• Supplied records
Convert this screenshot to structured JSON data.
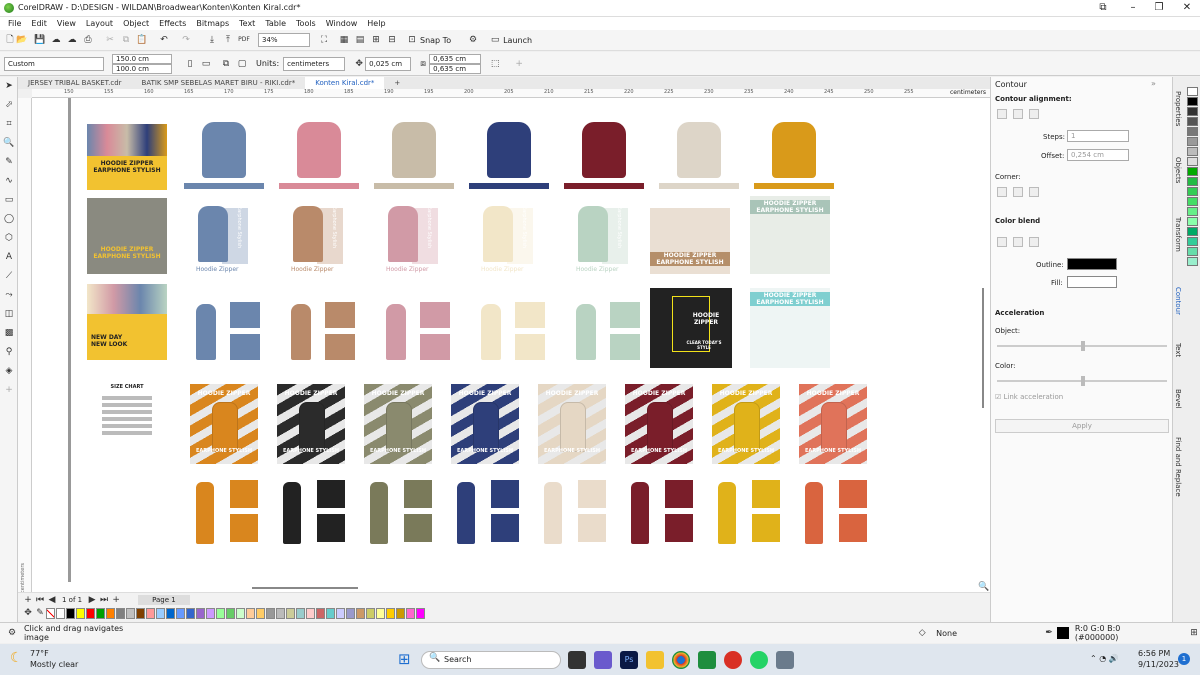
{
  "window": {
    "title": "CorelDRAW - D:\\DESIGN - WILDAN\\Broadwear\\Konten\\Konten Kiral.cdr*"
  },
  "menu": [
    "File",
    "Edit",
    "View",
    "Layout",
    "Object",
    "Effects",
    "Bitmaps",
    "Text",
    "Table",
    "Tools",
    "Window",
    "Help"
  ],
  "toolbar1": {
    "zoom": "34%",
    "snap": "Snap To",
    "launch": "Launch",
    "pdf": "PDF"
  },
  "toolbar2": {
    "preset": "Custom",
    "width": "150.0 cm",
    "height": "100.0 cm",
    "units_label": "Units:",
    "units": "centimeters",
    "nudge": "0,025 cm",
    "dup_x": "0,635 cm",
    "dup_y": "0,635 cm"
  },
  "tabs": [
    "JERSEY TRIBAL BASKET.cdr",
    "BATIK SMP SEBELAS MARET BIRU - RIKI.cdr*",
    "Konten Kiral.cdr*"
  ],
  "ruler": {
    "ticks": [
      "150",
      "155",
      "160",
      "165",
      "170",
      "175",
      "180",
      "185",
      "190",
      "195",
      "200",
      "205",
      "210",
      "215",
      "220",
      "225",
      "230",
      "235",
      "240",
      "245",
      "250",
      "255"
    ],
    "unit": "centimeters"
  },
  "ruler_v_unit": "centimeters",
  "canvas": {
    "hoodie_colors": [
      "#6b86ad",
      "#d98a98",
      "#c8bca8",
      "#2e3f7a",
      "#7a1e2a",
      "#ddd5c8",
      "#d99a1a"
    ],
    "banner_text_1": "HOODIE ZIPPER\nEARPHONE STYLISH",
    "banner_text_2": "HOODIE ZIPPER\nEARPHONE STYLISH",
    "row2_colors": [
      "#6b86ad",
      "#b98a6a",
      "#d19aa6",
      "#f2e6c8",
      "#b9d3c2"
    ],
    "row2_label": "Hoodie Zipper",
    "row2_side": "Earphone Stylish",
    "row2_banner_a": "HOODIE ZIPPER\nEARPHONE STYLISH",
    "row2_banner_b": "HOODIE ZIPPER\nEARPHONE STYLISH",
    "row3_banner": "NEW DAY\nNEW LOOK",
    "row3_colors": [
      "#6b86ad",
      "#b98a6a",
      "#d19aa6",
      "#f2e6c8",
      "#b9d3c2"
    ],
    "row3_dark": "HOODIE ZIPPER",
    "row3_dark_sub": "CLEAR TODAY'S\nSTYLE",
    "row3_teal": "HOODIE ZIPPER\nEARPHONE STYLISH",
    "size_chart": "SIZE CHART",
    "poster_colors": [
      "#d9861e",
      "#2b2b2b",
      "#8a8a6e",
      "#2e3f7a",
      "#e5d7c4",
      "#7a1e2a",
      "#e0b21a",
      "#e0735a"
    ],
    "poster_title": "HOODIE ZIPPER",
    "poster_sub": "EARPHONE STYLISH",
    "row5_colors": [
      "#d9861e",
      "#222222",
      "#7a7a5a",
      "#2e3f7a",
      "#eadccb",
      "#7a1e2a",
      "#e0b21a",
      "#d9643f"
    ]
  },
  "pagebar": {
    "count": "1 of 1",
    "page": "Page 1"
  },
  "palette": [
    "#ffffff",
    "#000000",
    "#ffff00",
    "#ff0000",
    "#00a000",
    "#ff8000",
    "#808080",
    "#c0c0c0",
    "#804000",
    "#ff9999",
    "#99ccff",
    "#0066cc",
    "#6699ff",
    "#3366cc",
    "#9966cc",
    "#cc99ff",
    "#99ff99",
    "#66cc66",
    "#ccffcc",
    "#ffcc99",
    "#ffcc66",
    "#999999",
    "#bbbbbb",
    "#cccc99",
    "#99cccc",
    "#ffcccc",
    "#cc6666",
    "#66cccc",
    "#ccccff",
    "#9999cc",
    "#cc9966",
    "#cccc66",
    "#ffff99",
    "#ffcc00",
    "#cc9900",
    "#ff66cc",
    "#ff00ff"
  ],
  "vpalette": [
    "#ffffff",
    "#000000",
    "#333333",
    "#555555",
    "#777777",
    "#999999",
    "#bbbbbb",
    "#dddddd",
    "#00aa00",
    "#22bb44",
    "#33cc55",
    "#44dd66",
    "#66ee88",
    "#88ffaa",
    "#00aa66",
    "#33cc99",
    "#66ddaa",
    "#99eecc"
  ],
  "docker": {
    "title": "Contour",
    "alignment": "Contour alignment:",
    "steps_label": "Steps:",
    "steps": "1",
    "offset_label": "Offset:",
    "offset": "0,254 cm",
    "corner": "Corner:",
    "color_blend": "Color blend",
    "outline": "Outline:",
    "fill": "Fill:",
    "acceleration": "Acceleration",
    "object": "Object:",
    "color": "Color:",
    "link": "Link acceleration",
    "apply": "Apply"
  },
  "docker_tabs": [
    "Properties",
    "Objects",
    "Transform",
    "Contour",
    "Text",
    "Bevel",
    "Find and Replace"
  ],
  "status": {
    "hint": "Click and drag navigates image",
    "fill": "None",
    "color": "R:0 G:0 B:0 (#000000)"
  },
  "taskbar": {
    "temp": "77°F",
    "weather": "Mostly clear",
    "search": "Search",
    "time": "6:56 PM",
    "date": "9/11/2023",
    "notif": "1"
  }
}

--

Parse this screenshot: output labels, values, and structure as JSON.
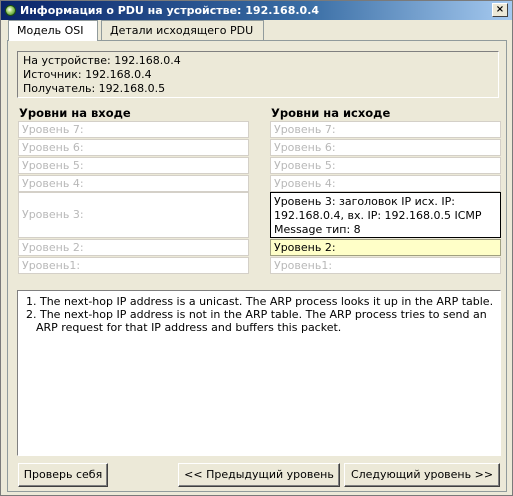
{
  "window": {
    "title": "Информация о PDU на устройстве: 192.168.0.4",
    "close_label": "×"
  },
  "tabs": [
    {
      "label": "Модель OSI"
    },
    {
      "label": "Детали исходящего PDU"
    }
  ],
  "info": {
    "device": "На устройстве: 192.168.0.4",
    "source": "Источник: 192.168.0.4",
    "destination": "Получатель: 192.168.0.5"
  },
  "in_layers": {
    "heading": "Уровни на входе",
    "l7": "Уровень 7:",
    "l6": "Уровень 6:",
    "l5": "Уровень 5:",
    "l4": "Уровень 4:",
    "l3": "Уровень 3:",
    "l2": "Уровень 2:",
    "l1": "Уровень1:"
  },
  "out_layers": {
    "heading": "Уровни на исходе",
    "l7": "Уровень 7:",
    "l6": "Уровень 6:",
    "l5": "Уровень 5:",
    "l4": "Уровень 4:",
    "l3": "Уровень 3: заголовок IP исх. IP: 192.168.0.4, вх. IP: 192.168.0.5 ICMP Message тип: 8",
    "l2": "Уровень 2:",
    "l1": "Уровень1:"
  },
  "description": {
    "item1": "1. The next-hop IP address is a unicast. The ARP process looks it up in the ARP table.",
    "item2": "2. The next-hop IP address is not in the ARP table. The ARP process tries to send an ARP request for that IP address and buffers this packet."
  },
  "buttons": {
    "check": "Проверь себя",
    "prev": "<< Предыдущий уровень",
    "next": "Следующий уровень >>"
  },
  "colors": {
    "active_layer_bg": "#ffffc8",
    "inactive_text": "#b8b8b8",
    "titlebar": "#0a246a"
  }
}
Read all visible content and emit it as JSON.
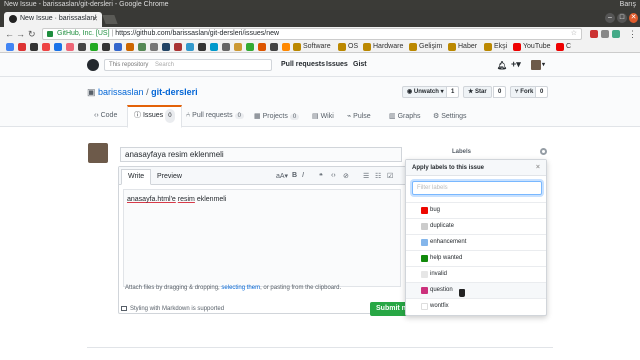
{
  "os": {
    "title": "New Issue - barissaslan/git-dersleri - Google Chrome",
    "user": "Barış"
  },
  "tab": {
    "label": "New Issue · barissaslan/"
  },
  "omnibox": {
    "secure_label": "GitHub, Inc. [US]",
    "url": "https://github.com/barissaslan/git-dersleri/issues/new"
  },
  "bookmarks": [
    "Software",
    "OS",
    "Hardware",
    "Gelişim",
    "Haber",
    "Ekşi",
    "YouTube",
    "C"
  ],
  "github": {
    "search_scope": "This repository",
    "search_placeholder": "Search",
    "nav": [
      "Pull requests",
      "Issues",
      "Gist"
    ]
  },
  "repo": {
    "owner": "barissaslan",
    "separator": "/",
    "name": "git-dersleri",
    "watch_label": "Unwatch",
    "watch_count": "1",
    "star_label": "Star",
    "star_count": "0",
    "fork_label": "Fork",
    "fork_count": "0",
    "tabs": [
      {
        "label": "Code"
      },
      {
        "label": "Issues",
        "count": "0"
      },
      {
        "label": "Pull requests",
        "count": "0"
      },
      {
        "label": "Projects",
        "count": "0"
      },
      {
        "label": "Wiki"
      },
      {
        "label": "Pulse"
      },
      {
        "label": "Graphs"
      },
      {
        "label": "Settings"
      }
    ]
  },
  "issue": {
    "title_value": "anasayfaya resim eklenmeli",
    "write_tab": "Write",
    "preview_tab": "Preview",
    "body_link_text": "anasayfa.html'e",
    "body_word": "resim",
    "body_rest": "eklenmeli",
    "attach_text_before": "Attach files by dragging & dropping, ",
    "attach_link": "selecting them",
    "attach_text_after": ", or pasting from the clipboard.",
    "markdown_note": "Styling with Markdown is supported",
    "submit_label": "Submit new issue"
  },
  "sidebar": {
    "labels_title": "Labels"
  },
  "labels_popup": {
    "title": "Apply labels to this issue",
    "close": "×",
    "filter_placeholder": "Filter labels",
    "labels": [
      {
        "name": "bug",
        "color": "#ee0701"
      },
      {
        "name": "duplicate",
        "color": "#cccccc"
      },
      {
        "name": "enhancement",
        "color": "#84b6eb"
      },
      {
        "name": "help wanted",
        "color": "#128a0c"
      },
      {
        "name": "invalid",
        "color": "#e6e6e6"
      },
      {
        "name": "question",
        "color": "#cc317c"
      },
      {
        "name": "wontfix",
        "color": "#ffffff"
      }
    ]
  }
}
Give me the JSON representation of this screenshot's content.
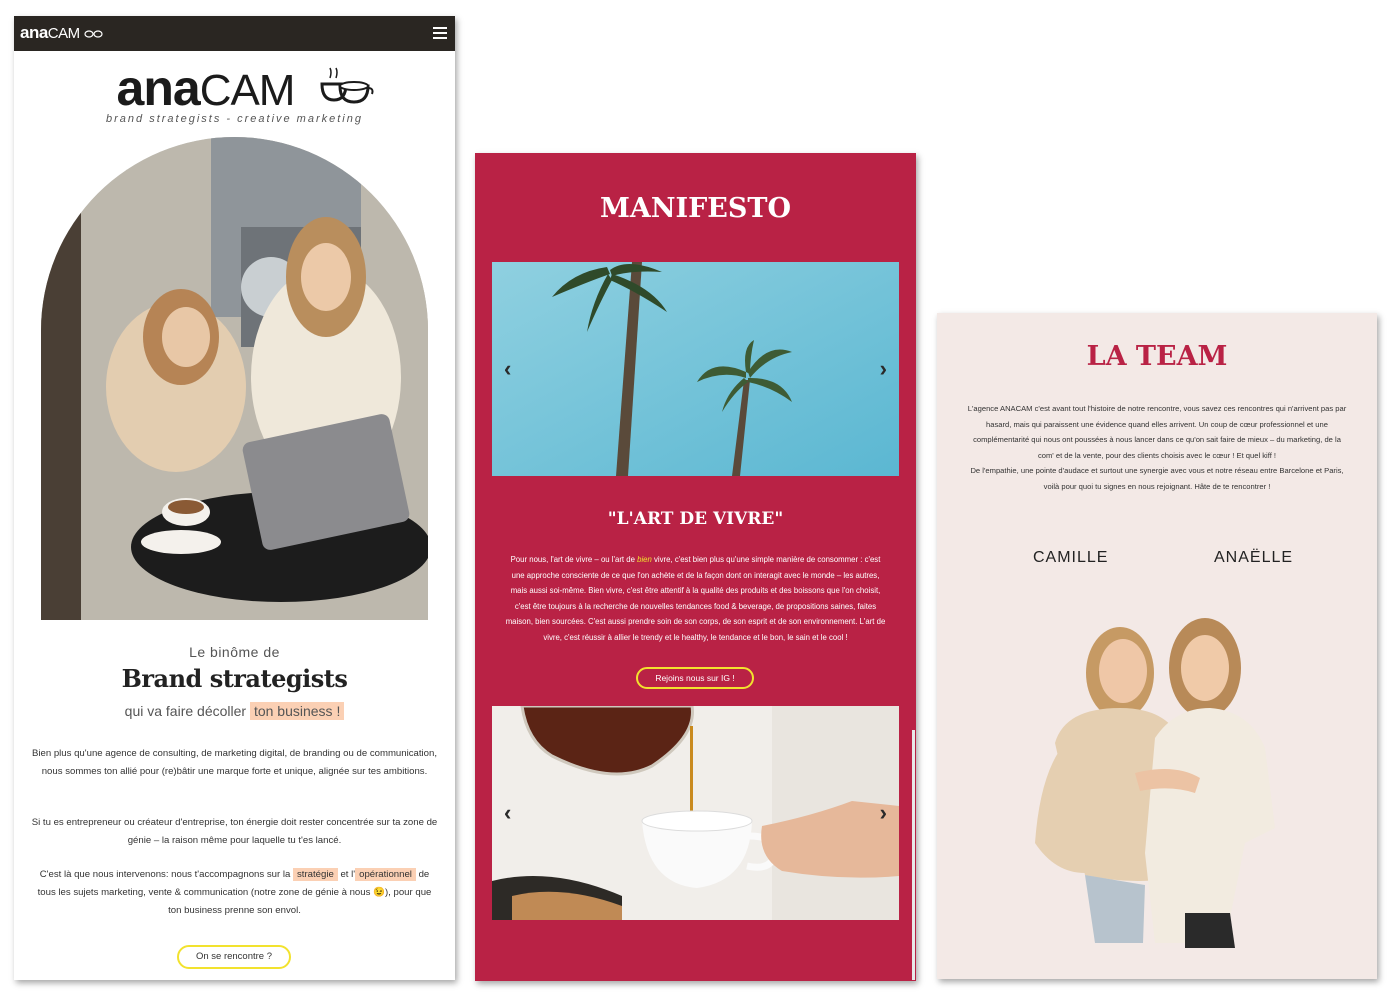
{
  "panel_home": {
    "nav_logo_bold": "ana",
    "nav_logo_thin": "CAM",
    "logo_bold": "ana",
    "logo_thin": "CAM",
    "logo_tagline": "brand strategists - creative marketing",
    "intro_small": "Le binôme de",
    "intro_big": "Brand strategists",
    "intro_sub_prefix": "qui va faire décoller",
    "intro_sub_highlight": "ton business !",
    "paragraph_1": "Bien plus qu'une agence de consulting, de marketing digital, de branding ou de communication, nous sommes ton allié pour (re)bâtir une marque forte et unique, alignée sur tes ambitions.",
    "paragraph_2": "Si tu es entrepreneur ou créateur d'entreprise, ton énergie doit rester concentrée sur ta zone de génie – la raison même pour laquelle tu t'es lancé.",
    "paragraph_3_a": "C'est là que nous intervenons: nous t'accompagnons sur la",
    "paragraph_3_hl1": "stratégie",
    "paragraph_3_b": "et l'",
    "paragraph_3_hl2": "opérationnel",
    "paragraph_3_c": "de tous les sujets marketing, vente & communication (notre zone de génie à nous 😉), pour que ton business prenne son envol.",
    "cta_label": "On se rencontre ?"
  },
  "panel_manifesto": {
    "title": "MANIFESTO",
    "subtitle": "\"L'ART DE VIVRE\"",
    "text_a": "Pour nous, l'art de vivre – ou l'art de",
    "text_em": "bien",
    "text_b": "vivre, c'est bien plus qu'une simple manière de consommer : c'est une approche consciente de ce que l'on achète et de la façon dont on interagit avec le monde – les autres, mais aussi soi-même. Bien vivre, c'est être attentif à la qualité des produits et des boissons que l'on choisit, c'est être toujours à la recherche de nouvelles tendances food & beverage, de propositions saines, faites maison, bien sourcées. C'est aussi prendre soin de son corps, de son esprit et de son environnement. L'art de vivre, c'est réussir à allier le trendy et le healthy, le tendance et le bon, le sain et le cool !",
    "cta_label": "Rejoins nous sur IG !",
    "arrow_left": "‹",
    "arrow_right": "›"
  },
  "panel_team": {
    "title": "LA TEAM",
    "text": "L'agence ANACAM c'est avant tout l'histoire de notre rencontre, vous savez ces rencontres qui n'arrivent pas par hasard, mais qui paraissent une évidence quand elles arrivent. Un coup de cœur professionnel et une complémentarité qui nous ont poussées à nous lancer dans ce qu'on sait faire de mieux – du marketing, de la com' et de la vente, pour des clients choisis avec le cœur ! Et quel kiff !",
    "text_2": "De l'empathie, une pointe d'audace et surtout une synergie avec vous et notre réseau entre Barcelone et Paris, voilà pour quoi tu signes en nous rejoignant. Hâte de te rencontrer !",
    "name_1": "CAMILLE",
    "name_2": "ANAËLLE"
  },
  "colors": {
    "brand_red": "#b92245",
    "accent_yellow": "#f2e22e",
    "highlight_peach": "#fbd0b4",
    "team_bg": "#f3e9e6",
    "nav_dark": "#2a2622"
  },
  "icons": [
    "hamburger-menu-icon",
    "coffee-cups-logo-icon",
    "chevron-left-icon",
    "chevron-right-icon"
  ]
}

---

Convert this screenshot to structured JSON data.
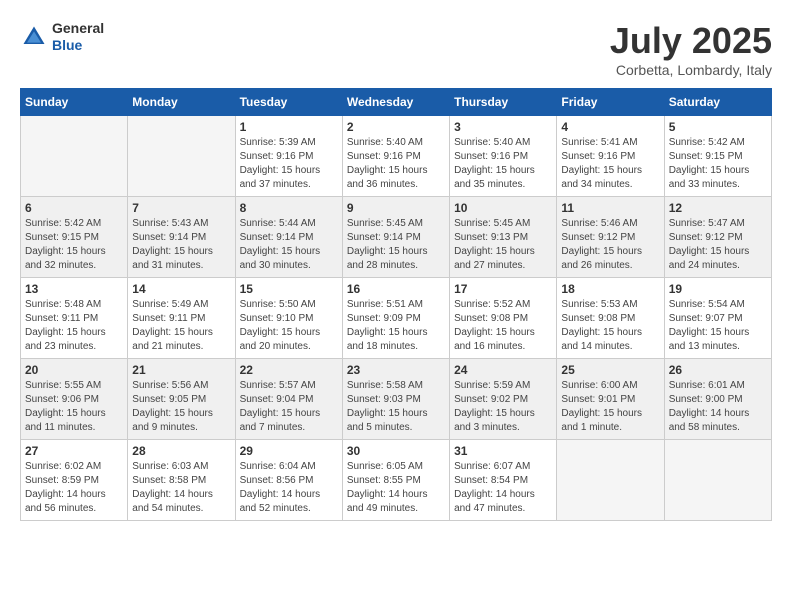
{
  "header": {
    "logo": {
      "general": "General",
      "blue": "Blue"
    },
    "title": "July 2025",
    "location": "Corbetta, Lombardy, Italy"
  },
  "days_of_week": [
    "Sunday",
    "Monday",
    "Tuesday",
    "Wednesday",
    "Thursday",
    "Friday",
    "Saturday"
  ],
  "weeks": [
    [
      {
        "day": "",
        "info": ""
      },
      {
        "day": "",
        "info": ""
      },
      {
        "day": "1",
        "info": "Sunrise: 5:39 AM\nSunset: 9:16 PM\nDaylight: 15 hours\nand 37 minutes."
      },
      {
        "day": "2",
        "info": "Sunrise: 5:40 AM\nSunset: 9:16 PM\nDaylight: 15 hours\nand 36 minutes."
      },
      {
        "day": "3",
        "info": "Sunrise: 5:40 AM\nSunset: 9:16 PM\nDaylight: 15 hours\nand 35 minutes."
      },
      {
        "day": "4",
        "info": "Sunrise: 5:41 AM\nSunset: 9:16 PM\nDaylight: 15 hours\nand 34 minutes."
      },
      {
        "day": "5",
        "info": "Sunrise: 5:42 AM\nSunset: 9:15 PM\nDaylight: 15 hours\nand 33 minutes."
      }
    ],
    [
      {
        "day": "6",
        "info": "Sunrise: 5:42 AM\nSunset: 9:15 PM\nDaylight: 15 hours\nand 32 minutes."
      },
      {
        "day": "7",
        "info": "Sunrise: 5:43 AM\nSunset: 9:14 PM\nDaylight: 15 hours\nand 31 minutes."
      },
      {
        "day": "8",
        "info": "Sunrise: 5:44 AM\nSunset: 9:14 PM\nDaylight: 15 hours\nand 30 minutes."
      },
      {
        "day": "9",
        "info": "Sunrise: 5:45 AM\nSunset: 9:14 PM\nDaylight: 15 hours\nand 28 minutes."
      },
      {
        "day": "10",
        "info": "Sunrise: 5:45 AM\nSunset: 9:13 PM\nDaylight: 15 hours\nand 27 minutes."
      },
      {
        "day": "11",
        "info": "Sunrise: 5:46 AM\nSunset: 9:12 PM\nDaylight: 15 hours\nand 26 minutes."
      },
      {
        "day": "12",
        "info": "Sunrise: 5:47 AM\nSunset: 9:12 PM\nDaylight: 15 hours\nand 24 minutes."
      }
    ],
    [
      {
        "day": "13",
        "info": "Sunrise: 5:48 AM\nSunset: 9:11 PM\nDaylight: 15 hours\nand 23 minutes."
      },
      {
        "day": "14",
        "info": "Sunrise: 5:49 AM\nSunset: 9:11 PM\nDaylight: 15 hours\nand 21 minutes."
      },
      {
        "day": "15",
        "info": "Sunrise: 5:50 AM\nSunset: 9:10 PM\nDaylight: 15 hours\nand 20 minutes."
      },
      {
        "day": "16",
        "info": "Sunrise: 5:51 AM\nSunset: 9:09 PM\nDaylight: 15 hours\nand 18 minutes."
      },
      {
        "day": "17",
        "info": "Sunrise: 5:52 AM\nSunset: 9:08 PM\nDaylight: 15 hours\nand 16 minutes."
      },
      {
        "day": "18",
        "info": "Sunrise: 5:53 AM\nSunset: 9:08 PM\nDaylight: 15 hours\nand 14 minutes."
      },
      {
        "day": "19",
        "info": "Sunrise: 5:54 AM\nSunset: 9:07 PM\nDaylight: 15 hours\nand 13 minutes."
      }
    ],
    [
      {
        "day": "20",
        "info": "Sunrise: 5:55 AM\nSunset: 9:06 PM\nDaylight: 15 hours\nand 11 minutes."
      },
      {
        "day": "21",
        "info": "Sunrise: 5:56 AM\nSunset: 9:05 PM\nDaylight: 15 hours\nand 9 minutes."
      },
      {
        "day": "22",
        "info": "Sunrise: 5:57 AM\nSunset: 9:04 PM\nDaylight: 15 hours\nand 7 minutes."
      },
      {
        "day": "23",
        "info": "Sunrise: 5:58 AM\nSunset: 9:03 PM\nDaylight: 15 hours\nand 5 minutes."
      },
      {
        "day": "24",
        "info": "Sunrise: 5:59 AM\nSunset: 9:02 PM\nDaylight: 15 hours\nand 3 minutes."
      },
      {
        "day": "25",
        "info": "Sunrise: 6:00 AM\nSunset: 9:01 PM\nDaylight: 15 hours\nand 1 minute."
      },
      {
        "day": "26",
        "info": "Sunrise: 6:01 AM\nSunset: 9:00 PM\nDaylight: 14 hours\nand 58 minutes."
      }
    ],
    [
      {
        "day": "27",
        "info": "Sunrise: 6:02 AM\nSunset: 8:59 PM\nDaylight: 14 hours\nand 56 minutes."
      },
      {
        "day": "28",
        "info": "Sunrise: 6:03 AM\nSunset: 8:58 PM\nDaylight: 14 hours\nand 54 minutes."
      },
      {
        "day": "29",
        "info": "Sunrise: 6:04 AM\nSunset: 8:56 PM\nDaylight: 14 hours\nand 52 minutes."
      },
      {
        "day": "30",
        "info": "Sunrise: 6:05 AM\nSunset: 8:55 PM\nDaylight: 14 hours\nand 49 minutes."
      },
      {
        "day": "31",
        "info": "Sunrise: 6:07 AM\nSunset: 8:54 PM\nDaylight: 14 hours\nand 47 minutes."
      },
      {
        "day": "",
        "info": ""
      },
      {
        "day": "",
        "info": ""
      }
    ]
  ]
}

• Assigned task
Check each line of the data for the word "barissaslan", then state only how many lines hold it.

• Problem solution
4